**ENTRIES SUPPLIED**
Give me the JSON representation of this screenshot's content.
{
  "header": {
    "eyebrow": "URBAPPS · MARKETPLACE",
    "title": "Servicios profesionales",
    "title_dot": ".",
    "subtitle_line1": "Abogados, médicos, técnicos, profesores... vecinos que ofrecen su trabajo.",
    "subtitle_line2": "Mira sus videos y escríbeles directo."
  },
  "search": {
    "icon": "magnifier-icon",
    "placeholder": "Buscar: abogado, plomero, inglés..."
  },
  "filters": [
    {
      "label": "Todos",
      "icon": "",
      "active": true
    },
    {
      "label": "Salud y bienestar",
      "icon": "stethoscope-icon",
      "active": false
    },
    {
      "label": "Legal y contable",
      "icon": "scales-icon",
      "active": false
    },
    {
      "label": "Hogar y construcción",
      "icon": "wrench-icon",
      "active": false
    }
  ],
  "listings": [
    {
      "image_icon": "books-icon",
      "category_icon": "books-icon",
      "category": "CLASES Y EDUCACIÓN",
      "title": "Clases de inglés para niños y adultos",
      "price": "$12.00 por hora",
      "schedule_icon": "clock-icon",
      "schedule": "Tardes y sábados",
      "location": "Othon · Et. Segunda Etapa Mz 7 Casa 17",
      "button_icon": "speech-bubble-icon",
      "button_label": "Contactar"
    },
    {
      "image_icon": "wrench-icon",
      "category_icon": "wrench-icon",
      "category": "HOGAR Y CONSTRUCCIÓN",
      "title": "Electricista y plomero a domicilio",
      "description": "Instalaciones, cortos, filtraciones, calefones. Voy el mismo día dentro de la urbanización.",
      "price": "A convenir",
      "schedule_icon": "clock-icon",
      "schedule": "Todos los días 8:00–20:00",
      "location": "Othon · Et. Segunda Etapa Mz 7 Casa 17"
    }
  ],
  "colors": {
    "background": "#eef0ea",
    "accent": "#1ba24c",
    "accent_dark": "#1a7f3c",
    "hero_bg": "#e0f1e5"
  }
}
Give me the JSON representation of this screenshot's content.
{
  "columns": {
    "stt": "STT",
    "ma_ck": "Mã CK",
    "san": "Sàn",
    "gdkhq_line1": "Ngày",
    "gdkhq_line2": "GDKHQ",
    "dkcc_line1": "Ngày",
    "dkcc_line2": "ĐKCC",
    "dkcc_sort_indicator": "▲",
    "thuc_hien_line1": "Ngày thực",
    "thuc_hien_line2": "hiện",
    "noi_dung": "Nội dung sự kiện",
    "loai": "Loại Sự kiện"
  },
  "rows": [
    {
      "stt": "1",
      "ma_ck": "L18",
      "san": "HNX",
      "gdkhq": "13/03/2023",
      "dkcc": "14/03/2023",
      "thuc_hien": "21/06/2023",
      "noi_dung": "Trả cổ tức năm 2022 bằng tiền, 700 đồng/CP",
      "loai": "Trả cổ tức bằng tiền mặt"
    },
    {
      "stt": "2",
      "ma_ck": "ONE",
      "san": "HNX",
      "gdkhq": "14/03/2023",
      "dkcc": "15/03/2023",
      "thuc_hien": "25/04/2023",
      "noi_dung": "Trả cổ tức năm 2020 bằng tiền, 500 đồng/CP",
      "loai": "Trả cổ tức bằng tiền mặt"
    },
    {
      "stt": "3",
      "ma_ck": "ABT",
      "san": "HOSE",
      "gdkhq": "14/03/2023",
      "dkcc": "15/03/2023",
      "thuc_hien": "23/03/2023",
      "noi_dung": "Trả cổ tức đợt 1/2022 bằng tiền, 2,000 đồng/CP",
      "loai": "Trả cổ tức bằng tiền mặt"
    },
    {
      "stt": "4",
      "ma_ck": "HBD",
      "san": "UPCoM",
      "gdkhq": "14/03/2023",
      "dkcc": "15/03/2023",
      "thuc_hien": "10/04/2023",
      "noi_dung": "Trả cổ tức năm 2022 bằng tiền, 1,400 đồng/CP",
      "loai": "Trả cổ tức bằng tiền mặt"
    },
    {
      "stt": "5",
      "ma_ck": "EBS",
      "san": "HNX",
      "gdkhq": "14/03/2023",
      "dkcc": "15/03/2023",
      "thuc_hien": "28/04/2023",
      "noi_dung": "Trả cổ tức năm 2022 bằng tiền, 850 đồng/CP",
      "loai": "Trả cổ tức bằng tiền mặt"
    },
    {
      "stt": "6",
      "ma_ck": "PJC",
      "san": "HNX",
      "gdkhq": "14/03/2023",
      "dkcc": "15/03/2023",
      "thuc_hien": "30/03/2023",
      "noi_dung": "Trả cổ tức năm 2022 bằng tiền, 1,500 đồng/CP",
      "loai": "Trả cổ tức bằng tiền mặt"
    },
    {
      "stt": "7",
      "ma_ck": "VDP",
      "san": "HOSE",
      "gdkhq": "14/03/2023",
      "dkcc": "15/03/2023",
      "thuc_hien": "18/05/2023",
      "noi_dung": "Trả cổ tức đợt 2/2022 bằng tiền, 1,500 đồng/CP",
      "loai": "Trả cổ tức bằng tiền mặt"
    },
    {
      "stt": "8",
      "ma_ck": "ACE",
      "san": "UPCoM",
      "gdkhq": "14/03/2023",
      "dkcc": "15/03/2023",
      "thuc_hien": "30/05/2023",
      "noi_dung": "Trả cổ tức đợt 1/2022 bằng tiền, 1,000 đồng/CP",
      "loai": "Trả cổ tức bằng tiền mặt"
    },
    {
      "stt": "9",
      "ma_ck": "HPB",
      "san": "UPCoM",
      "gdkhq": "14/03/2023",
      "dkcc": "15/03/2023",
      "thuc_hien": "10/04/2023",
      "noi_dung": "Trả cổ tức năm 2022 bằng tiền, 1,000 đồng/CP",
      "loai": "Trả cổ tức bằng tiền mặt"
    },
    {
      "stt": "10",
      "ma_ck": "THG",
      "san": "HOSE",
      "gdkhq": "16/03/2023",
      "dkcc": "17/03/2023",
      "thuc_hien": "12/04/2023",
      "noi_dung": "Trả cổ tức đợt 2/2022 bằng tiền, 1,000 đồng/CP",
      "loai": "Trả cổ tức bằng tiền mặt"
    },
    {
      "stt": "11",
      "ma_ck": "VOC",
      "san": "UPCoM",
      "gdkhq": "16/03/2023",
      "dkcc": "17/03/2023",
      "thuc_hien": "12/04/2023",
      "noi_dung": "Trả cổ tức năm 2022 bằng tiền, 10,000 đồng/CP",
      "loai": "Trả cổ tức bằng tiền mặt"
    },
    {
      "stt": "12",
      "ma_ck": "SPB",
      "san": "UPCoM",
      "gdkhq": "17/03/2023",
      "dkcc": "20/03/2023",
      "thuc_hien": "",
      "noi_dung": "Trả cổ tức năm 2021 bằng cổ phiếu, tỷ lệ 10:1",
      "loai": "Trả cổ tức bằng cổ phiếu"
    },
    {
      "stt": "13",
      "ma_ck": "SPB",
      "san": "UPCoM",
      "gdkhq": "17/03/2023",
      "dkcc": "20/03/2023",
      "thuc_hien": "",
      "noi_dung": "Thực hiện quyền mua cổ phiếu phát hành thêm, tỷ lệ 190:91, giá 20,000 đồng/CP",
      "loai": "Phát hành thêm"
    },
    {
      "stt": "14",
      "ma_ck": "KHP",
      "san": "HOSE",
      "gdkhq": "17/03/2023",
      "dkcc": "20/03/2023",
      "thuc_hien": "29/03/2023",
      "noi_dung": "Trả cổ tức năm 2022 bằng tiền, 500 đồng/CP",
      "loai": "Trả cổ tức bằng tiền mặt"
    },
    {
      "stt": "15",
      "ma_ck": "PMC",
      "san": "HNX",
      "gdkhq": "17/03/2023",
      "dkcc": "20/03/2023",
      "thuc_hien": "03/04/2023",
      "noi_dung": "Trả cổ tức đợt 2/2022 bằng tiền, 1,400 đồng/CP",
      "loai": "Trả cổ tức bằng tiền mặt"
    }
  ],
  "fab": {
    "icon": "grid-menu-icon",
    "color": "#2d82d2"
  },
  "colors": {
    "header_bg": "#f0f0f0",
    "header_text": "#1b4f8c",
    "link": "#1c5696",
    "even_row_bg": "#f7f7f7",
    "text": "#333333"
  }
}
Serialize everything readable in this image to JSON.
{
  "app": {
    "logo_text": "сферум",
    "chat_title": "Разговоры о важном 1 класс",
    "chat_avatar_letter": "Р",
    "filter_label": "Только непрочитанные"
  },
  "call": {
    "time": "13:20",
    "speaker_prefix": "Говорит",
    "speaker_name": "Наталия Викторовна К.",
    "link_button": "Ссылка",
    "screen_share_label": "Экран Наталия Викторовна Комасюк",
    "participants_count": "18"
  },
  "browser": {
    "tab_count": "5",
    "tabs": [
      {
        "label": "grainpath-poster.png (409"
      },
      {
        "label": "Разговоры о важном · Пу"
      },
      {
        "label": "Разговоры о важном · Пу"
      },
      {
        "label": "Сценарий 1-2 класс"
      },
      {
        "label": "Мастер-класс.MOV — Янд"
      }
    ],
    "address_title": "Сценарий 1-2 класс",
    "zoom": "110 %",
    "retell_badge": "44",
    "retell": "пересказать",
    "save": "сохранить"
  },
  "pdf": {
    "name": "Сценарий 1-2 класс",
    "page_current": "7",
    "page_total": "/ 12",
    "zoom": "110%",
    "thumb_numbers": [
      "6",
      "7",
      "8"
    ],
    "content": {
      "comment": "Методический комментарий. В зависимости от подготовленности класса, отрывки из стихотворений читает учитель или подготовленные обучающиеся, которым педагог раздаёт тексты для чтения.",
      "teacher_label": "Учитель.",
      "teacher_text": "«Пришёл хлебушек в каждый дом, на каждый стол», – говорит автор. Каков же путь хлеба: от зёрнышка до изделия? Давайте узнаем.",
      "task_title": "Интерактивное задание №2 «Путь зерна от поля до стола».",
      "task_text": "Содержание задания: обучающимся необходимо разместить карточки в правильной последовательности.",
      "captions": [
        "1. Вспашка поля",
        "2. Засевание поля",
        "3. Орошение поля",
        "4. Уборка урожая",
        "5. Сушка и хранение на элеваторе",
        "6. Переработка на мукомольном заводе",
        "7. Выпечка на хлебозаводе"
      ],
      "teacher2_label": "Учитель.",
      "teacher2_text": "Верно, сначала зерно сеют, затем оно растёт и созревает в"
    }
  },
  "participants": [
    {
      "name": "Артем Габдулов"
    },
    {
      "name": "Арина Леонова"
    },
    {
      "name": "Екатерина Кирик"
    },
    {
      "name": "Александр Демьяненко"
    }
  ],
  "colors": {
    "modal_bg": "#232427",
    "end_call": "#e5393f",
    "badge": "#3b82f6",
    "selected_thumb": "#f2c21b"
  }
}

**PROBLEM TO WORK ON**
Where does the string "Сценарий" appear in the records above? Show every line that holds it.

**TASK OUTPUT**
        "label": "Сценарий 1-2 класс"
    "address_title": "Сценарий 1-2 класс",
    "name": "Сценарий 1-2 класс",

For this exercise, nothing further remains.